The production is not a musical, yet there are musical numbers in it; in fact, only three numbers are written for the show, but two original tunes are added by cast member Shane Strawbridge, which are very welcome as every song is a delight. I tip my hat off to Jim Johnson who gives a credible rap performance as the Ogre. Mikaela Krantz as The Kid is also very effective in her one solo number that is presented as an ode of longing for the child's mom and dad. It was not until this moment that I fully appreciated the full range of Ms. Krantz's skill, as well as her demanding, physical commitment to the role.
All the design elements cohesively meld together to create a visual and aural experience that is pleasing both to the eyes and ears. The set design by Clare Floyd DeVries is refreshingly open, taking place in an alleyway behind a loading dock. The lighting design by John Leach and the costume design by Robin Armstrong are complementary of each other.

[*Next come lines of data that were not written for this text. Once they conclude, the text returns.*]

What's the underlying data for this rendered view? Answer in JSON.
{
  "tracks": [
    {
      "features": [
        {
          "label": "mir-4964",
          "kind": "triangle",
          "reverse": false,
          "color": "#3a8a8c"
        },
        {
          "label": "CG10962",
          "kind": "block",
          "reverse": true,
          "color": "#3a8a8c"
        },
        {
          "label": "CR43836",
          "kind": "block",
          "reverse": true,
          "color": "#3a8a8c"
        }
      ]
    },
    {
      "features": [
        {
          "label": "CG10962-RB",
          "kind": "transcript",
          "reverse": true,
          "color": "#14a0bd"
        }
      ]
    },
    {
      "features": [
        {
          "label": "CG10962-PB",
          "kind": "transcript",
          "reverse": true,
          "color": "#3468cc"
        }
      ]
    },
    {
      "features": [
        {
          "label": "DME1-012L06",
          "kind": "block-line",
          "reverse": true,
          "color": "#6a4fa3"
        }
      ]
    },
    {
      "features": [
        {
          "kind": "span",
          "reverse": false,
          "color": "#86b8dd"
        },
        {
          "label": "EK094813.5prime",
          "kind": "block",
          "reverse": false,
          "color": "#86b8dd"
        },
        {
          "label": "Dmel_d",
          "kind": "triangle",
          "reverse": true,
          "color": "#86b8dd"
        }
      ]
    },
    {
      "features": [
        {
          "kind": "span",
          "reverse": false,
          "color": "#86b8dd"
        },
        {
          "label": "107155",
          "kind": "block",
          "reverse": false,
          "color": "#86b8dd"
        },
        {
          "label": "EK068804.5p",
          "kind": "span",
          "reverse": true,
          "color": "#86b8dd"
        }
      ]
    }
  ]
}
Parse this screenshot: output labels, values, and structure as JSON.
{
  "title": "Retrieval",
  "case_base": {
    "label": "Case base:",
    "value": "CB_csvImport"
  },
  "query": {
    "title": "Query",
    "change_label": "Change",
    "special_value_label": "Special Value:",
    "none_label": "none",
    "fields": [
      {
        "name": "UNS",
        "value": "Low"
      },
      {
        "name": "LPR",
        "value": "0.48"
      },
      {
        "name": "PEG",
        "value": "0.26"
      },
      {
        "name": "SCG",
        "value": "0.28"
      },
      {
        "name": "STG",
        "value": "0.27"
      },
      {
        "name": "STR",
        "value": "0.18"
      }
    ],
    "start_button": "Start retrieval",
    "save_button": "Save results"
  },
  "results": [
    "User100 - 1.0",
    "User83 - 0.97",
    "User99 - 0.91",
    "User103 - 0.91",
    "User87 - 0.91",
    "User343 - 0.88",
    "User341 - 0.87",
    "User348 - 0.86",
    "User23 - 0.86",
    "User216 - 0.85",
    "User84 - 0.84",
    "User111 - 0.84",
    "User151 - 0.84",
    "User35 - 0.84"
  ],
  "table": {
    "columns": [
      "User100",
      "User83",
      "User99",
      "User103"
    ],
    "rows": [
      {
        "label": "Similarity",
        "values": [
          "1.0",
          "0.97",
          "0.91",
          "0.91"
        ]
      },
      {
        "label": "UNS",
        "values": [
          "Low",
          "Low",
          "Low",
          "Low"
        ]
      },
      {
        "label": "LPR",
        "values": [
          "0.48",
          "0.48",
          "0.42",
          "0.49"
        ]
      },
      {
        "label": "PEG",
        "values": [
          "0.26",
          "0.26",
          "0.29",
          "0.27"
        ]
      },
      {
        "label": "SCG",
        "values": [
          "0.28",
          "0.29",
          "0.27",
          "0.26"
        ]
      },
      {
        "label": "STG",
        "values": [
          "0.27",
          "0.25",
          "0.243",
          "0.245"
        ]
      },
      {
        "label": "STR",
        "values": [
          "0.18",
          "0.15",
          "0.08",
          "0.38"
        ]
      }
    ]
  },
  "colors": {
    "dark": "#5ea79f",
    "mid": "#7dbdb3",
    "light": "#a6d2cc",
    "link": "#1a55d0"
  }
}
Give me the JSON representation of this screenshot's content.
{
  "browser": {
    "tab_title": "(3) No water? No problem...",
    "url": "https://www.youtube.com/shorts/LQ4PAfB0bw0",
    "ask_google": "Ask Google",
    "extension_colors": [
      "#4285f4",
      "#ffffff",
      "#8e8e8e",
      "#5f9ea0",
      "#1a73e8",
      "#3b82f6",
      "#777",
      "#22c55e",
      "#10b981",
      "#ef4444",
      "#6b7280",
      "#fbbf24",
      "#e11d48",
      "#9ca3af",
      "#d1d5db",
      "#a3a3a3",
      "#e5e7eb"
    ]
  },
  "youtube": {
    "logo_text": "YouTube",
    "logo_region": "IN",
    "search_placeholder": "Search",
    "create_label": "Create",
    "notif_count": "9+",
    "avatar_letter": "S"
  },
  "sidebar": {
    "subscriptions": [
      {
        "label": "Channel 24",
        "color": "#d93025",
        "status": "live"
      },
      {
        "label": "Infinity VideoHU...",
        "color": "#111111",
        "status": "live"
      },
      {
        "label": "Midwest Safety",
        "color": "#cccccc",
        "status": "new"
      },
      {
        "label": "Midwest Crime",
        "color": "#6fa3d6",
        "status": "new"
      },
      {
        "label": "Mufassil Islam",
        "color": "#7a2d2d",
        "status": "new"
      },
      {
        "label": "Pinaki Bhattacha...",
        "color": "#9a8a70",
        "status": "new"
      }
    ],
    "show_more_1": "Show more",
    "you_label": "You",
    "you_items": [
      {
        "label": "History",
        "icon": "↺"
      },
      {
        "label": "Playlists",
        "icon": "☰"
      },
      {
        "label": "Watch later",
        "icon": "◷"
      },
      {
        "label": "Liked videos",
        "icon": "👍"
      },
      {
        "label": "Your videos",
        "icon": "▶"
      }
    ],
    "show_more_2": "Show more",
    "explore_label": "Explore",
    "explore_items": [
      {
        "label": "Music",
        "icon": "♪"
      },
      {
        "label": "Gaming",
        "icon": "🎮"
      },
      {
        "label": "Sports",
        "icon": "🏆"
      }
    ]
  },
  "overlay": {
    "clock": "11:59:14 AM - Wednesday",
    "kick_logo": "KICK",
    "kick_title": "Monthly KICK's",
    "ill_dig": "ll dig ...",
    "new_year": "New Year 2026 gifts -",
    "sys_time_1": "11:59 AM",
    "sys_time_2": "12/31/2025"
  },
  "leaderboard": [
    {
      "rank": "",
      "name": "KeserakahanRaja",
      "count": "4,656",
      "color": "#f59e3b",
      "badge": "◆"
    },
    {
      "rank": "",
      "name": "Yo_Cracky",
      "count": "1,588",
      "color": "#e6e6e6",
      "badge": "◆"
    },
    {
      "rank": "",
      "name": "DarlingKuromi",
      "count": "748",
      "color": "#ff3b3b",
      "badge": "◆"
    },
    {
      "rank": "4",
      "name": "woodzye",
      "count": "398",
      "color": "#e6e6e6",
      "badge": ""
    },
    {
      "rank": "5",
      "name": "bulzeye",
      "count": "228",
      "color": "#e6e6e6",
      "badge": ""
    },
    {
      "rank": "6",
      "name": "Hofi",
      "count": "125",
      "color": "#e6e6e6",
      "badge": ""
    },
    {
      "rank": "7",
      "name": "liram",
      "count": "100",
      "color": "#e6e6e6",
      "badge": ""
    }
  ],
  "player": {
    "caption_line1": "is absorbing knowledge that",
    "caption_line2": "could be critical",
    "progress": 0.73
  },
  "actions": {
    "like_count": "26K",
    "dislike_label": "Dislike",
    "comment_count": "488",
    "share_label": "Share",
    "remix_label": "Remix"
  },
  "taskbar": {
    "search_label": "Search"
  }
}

Ms. Armstrong's choice of colors is rich in palette but never too bright. Many of the costumes, thankfully, are creative in simple and suggestive ways. The perfect example is her design concept behind A Pea, played by Amy Elizabeth. Having the actress sport a pregnancy pouch in green layers is an inspired choice.
Properties Designer John Harvey, Sound Designer David H.M. Lambert, and Dance Choreographer Sherry Hopkins deserve a special round of applause for their collaboration in pulling off the nifty centerpiece of The Kid's plight with a swarm of flies, set to the music of Korsakov's Flight of the Bumblebee. The effect of this effort is nothing short of magical and so is this production.
Given the reactions that I saw from kids ages 4-12 in the theatre, opting to see Seven in One Blow versus a 3-D animated family entertainment, such as Happy Feet 2, would be a wise investment in your child's imagination. You don't even need special glasses to be a part of the action.
SEVEN IN ONE BLOW or THE BRAVE LITTLE KID
Circle Theatre, 230 West 4th Street, Fort Worth, TX 76102
Runs through December 17th
Thursdays, Fridays and Saturdays at 7:30pm, Saturdays at 3:00pm
Tickets are $25 for adults, $20 for students and seniors, $12.50 for children. All tickets purchased online have a $3 service fee.
For information and tickets, go to www.circletheatre.com or call 817-877-3040